* What you will do
Read through the records below and copy each line that uses the word "this".

.....

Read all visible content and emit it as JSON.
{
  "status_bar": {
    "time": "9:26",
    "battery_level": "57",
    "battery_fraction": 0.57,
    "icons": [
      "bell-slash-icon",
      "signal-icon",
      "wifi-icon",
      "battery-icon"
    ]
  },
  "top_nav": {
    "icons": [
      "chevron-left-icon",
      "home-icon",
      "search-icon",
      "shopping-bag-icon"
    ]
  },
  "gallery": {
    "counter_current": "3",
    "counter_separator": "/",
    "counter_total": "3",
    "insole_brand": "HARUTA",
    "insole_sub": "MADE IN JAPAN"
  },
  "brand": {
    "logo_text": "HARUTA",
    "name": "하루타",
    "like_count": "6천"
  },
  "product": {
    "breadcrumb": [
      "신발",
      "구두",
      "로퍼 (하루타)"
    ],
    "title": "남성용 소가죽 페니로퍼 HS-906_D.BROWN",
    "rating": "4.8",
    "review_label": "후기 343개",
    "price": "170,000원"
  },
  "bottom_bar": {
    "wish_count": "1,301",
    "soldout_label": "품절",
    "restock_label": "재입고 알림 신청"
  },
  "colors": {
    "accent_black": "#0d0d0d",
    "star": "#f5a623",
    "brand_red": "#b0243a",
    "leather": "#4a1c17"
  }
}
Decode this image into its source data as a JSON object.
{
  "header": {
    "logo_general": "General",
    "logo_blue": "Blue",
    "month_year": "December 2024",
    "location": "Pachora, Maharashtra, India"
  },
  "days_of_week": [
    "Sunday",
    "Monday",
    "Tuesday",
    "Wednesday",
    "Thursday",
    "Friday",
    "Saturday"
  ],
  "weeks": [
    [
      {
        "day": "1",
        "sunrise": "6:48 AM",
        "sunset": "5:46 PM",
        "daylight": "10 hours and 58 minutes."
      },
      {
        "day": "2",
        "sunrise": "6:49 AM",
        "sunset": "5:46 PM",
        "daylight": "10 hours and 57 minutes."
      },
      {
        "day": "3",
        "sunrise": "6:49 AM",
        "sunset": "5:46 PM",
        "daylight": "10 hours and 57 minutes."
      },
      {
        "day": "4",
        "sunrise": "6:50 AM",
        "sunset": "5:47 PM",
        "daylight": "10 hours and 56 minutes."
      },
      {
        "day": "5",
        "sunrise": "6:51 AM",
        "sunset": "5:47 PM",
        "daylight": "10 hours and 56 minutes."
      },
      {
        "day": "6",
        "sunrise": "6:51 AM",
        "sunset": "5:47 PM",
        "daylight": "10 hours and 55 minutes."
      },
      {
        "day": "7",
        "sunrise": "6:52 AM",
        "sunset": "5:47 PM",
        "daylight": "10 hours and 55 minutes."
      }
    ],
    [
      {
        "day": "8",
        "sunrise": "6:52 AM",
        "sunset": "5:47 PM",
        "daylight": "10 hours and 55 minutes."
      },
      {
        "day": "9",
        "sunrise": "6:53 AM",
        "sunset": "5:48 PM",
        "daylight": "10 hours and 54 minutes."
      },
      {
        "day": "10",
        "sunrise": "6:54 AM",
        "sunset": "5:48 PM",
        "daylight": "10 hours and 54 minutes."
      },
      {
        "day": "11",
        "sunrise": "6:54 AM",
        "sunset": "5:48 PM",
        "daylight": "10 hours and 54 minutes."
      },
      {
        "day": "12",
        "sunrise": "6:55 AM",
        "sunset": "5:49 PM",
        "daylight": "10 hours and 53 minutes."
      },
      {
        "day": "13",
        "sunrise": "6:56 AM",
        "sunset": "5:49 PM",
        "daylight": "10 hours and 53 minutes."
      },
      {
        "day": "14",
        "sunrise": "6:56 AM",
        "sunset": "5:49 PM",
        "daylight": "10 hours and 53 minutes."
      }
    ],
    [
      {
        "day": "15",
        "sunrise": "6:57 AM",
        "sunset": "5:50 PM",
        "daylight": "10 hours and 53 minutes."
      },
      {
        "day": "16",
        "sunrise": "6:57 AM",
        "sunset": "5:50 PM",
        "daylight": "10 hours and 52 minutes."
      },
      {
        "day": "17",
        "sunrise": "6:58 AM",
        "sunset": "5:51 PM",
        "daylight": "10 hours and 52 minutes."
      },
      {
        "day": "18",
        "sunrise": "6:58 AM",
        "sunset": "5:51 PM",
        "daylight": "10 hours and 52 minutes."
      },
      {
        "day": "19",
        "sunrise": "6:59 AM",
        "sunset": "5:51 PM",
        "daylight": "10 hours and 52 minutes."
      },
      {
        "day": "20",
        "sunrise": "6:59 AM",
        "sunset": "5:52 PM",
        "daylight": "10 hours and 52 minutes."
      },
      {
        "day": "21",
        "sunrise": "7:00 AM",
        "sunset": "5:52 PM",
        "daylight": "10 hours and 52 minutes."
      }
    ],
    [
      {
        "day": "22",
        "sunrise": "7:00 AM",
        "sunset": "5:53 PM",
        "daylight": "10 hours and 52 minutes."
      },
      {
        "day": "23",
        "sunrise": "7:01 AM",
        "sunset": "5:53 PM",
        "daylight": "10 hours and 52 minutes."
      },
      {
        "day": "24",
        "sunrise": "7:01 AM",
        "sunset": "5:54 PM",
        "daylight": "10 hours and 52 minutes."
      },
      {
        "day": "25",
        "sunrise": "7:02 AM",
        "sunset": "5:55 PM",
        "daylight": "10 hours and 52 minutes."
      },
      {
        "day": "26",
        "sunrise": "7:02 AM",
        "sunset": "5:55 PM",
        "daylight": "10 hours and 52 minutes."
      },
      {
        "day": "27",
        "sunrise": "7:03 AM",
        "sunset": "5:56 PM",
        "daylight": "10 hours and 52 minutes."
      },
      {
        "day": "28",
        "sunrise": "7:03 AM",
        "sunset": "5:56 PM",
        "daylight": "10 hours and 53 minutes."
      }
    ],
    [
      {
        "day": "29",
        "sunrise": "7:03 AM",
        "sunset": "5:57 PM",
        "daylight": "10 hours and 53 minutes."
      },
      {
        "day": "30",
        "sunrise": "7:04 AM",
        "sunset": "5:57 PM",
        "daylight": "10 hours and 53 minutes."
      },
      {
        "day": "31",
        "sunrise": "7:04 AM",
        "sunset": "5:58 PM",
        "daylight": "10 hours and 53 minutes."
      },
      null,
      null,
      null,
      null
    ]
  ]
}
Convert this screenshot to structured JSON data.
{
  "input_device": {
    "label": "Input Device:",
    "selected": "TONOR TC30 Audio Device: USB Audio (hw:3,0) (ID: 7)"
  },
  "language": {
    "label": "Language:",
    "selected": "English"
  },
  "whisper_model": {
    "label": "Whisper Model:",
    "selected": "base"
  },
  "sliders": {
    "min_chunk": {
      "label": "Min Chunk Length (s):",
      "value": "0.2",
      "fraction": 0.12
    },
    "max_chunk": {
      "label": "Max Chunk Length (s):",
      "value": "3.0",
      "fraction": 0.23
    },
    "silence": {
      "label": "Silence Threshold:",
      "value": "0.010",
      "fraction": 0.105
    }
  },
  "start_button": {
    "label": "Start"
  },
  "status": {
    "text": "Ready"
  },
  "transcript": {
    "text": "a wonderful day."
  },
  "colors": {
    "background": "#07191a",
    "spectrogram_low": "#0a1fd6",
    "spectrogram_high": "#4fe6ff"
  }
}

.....

* Problem solution
Decode this image into its source data as a JSON object.
Convert this screenshot to structured JSON data.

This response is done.